Personal finance tips and advice on money and investing to increase your financial intelligence and welfare

5 Reasons Why You are Spending Too Much Money

Read the 5 points below. If they all make you feel shamefully red faced and you know you’re guilty of them all, you NEED to change. Being broke in 2012 will not be fun. There are no excuses, you’re just lazy and need to kick yourself into shape. Nobody else will do it and all that will happen is the money hungry banks will feed off of your vulnerability and make life continuously harder for us all. So sit down, read through the list below and start making changes today. It really isn’t hard, grab a pen and paper and make a to do list and stick to it. If you don’t, there’s no way you’ll survive in this era of low income and high inflation, you might as well work for a bank for free.
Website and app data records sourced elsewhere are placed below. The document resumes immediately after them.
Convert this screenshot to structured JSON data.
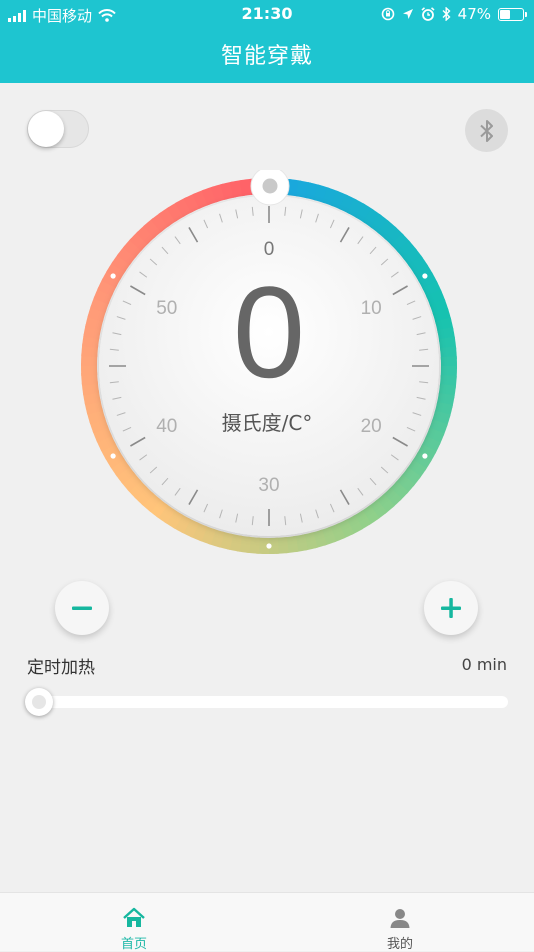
{
  "status_bar": {
    "carrier": "中国移动",
    "time": "21:30",
    "battery": "47%",
    "battery_level": 0.47
  },
  "header": {
    "title": "智能穿戴"
  },
  "power_toggle": {
    "on": false
  },
  "bluetooth": {
    "icon": "bluetooth-icon"
  },
  "dial": {
    "value": "0",
    "unit_label": "摄氏度/C°",
    "scale_labels": [
      "0",
      "10",
      "20",
      "30",
      "40",
      "50"
    ],
    "range": [
      0,
      60
    ],
    "gradient_colors": [
      "#1aa6e0",
      "#16c2b0",
      "#8fd08a",
      "#ffc57a",
      "#ff9a78",
      "#ff5b66"
    ]
  },
  "controls": {
    "minus_icon": "minus-icon",
    "plus_icon": "plus-icon",
    "accent": "#16b79f"
  },
  "timer": {
    "label": "定时加热",
    "value": "0 min",
    "level": 0
  },
  "tabs": [
    {
      "label": "首页",
      "icon": "home-icon",
      "active": true
    },
    {
      "label": "我的",
      "icon": "person-icon",
      "active": false
    }
  ]
}
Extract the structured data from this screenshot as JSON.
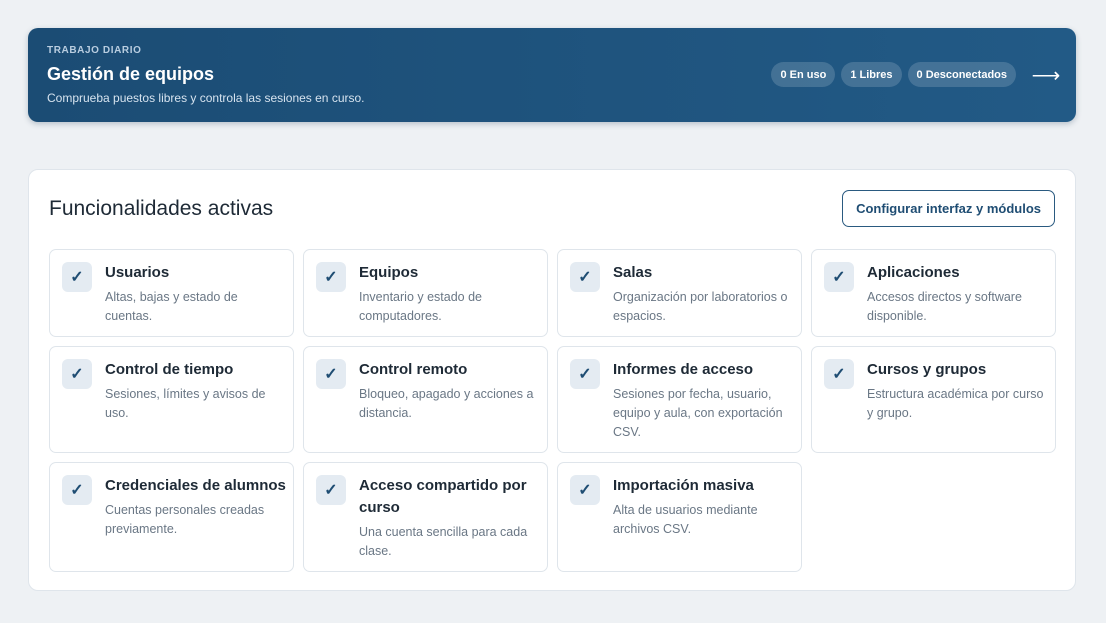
{
  "banner": {
    "eyebrow": "TRABAJO DIARIO",
    "title": "Gestión de equipos",
    "subtitle": "Comprueba puestos libres y controla las sesiones en curso.",
    "pills": [
      "0 En uso",
      "1 Libres",
      "0 Desconectados"
    ],
    "arrow": "⟶"
  },
  "panel": {
    "title": "Funcionalidades activas",
    "config_label": "Configurar interfaz y módulos"
  },
  "check_glyph": "✓",
  "cards": [
    {
      "title": "Usuarios",
      "desc": "Altas, bajas y estado de cuentas."
    },
    {
      "title": "Equipos",
      "desc": "Inventario y estado de computadores."
    },
    {
      "title": "Salas",
      "desc": "Organización por laboratorios o espacios."
    },
    {
      "title": "Aplicaciones",
      "desc": "Accesos directos y software disponible."
    },
    {
      "title": "Control de tiempo",
      "desc": "Sesiones, límites y avisos de uso."
    },
    {
      "title": "Control remoto",
      "desc": "Bloqueo, apagado y acciones a distancia."
    },
    {
      "title": "Informes de acceso",
      "desc": "Sesiones por fecha, usuario, equipo y aula, con exportación CSV."
    },
    {
      "title": "Cursos y grupos",
      "desc": "Estructura académica por curso y grupo."
    },
    {
      "title": "Credenciales de alumnos",
      "desc": "Cuentas personales creadas previamente."
    },
    {
      "title": "Acceso compartido por curso",
      "desc": "Una cuenta sencilla para cada clase."
    },
    {
      "title": "Importación masiva",
      "desc": "Alta de usuarios mediante archivos CSV."
    }
  ]
}
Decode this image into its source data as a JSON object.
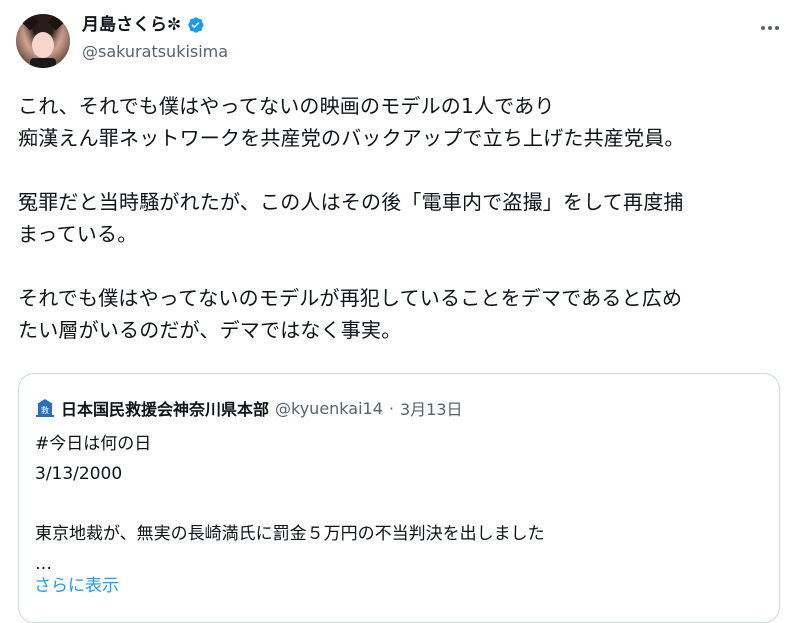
{
  "author": {
    "display_name": "月島さくら✼",
    "handle": "@sakuratsukisima",
    "verified": true,
    "verified_color": "#1d9bf0",
    "avatar_icon": "avatar-photo"
  },
  "more_icon": "more-horizontal-icon",
  "tweet": {
    "text": "これ、それでも僕はやってないの映画のモデルの1人であり\n痴漢えん罪ネットワークを共産党のバックアップで立ち上げた共産党員。\n\n冤罪だと当時騒がれたが、この人はその後「電車内で盗撮」をして再度捕\nまっている。\n\nそれでも僕はやってないのモデルが再犯していることをデマであると広め\nたい層がいるのだが、デマではなく事実。"
  },
  "quote": {
    "display_name": "日本国民救援会神奈川県本部",
    "handle": "@kyuenkai14",
    "separator": "·",
    "date": "3月13日",
    "text": "#今日は何の日\n3/13/2000\n\n東京地裁が、無実の長崎満氏に罰金５万円の不当判決を出しました\n…",
    "avatar_label": "救",
    "avatar_color": "#2a6fb8"
  },
  "show_more": "さらに表示",
  "colors": {
    "text": "#0f1419",
    "secondary": "#536471",
    "link": "#1d9bf0",
    "border": "#cfd9de"
  }
}
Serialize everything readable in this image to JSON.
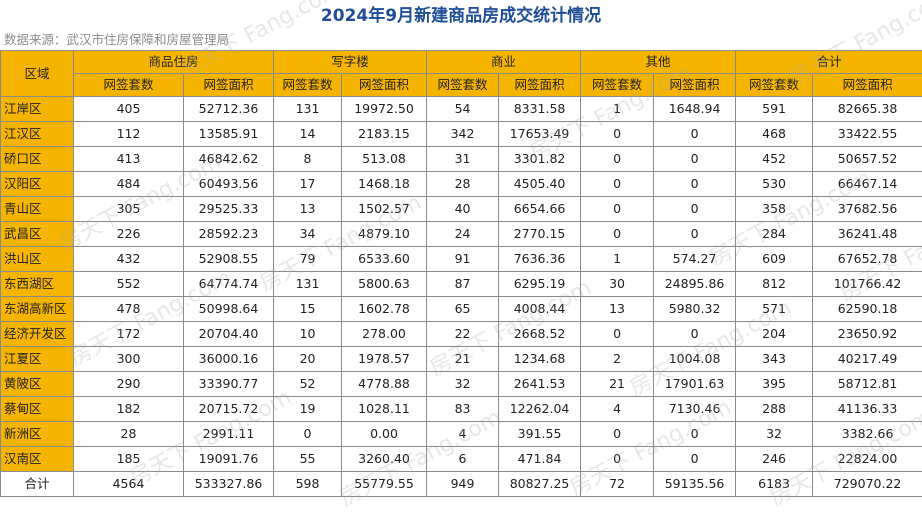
{
  "title": "2024年9月新建商品房成交统计情况",
  "source": "数据来源：武汉市住房保障和房屋管理局",
  "watermark": "房天下 Fang.com",
  "table": {
    "corner": "区域",
    "groups": [
      "商品住房",
      "写字楼",
      "商业",
      "其他",
      "合计"
    ],
    "subheaders": [
      "网签套数",
      "网签面积"
    ],
    "rows": [
      {
        "region": "江岸区",
        "cells": [
          "405",
          "52712.36",
          "131",
          "19972.50",
          "54",
          "8331.58",
          "1",
          "1648.94",
          "591",
          "82665.38"
        ]
      },
      {
        "region": "江汉区",
        "cells": [
          "112",
          "13585.91",
          "14",
          "2183.15",
          "342",
          "17653.49",
          "0",
          "0",
          "468",
          "33422.55"
        ]
      },
      {
        "region": "硚口区",
        "cells": [
          "413",
          "46842.62",
          "8",
          "513.08",
          "31",
          "3301.82",
          "0",
          "0",
          "452",
          "50657.52"
        ]
      },
      {
        "region": "汉阳区",
        "cells": [
          "484",
          "60493.56",
          "17",
          "1468.18",
          "28",
          "4505.40",
          "0",
          "0",
          "530",
          "66467.14"
        ]
      },
      {
        "region": "青山区",
        "cells": [
          "305",
          "29525.33",
          "13",
          "1502.57",
          "40",
          "6654.66",
          "0",
          "0",
          "358",
          "37682.56"
        ]
      },
      {
        "region": "武昌区",
        "cells": [
          "226",
          "28592.23",
          "34",
          "4879.10",
          "24",
          "2770.15",
          "0",
          "0",
          "284",
          "36241.48"
        ]
      },
      {
        "region": "洪山区",
        "cells": [
          "432",
          "52908.55",
          "79",
          "6533.60",
          "91",
          "7636.36",
          "1",
          "574.27",
          "609",
          "67652.78"
        ]
      },
      {
        "region": "东西湖区",
        "cells": [
          "552",
          "64774.74",
          "131",
          "5800.63",
          "87",
          "6295.19",
          "30",
          "24895.86",
          "812",
          "101766.42"
        ]
      },
      {
        "region": "东湖高新区",
        "cells": [
          "478",
          "50998.64",
          "15",
          "1602.78",
          "65",
          "4008.44",
          "13",
          "5980.32",
          "571",
          "62590.18"
        ]
      },
      {
        "region": "经济开发区",
        "cells": [
          "172",
          "20704.40",
          "10",
          "278.00",
          "22",
          "2668.52",
          "0",
          "0",
          "204",
          "23650.92"
        ]
      },
      {
        "region": "江夏区",
        "cells": [
          "300",
          "36000.16",
          "20",
          "1978.57",
          "21",
          "1234.68",
          "2",
          "1004.08",
          "343",
          "40217.49"
        ]
      },
      {
        "region": "黄陂区",
        "cells": [
          "290",
          "33390.77",
          "52",
          "4778.88",
          "32",
          "2641.53",
          "21",
          "17901.63",
          "395",
          "58712.81"
        ]
      },
      {
        "region": "蔡甸区",
        "cells": [
          "182",
          "20715.72",
          "19",
          "1028.11",
          "83",
          "12262.04",
          "4",
          "7130.46",
          "288",
          "41136.33"
        ]
      },
      {
        "region": "新洲区",
        "cells": [
          "28",
          "2991.11",
          "0",
          "0.00",
          "4",
          "391.55",
          "0",
          "0",
          "32",
          "3382.66"
        ]
      },
      {
        "region": "汉南区",
        "cells": [
          "185",
          "19091.76",
          "55",
          "3260.40",
          "6",
          "471.84",
          "0",
          "0",
          "246",
          "22824.00"
        ]
      }
    ],
    "total": {
      "label": "合计",
      "cells": [
        "4564",
        "533327.86",
        "598",
        "55779.55",
        "949",
        "80827.25",
        "72",
        "59135.56",
        "6183",
        "729070.22"
      ]
    }
  },
  "colors": {
    "header_bg": "#f5b400",
    "title": "#1f4e96",
    "grid": "#8a8a8a"
  }
}
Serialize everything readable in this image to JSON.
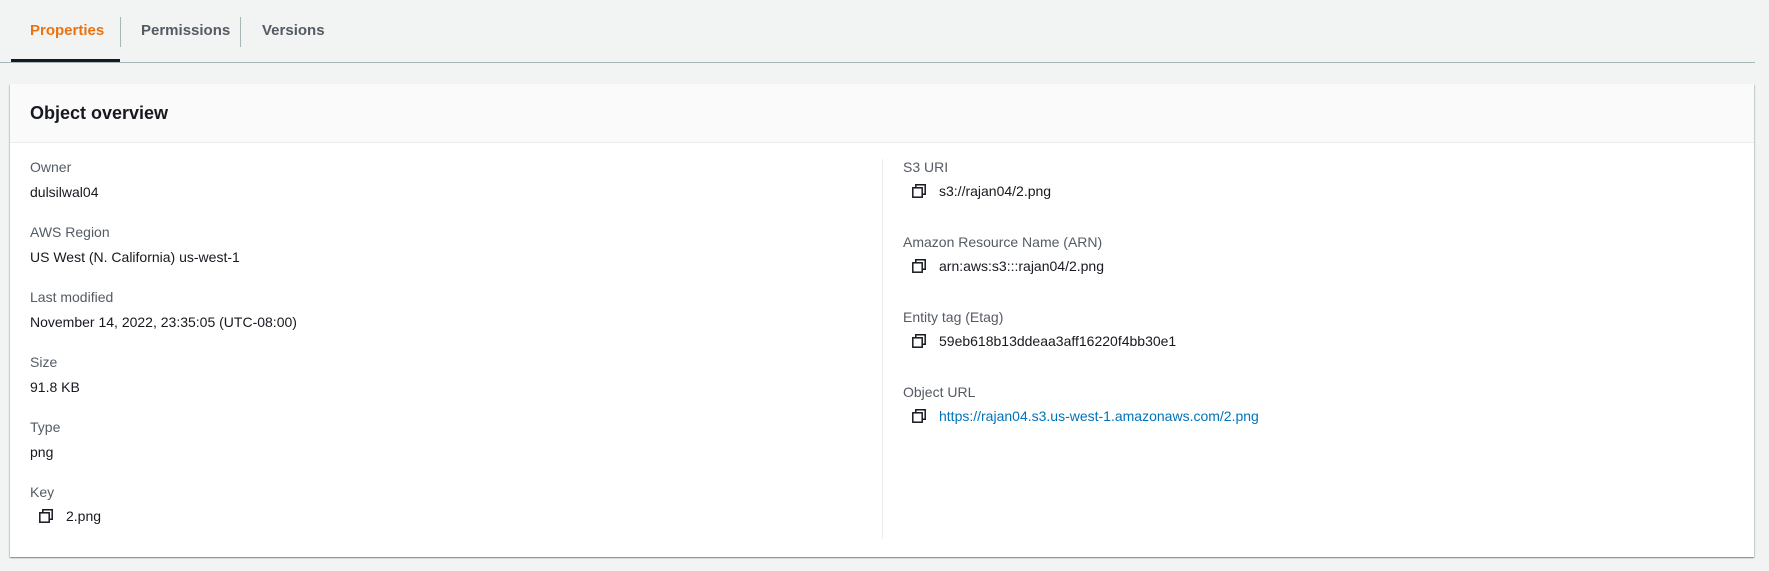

1: You’ve Not Cancelled Recurring Payments

Online banking makes it a lot easier to keep track of your outgoings, so if you’ve not done so already, get yourself hooked up with online banking. You can’t even begin starting to look at the wider picture of your finances until you know exactly what’s coming in and out. Take a look at things like overdraft charges, direct debits and any additional bank account charges. If you have credit cards for people with bad credit, make sure you’re paying at least the minimum payments back each month.  Most importantly though, CANCEL any payments that you no longer need. If you’ve subscribed to an online newsletter you no longer use, or any kind of recurring payment you’re unsure about, look into it, pick up the phone and cancel them.

 

2: You Can’t Say No

Saying no to people doesn’t mean you’re boring. If anything it shows you’re your own man (or woman) and won’t be easily led. If you really don’t want to go for those office drinks on a Friday night, don’t go. If all of your friends invite you to a gig but you really know you can’t afford to go, just tell them. Don’t have too much pride to say no. At the end of the day, you probably will enjoy yourself more on nights out and at events if you know you’ve got money to spend. Otherwise you’ll spend the whole night, and the remaining time until payday worrying about money again.

3: You’re A Lazy Shopper

The likelihood is, if you haven’t got a firm grasp of your finances, you probably go out a weekday, stuff a load of rubbish in your basket, whack it on your bad credit credit card and don’t really think about what it’s costing you and when and where you can save money. For most of us, weekly shopping is where we spend most of our money and if you’re overspending, you’re probably not considering exactly what you’re buying. Firstly, try shopping online each week as this is where the majority of the best deals can be found. It also stops the temptation of impulse buying.

4: You’re Too Generous

Generosity is great, but only if you can really afford it. If you find that somehow you’ve not got any money and yet you’re still lending cash to friends and family you need to make changes. Be honest about it and next times your friend asked to borrow a couples of pounds that you know you’re probably not going to get back, politely decline and say you’ve really not got enough money to be lending out. Avoid taking your credit card out with you and instead give yourself a daily cash allowance to avoid overspending. If you’re a parent, think about the amount of pocket money you’re giving your child. Are you giving them money to learn about money management or have they got you wrapped around their little finger?

5: Playing Ignorant

Possibly a little harsh but generally if you’re spending too much money you probably already know but might be letting those envelopes and bills mount up, well aware of the fact you’re ignoring dealing with the issue that’s right in front of you. When it comes to finances, ignorance is NOT bliss and will lead you down a rocky path. Don’t let things pile up and deal with each and every letter when it comes through the post. When you refuse to take a serious look at your own finances the only person you’re hurting is yourself.

Scott is a writer who would urge all those in financial trouble to sit and assess their finances before the New Year.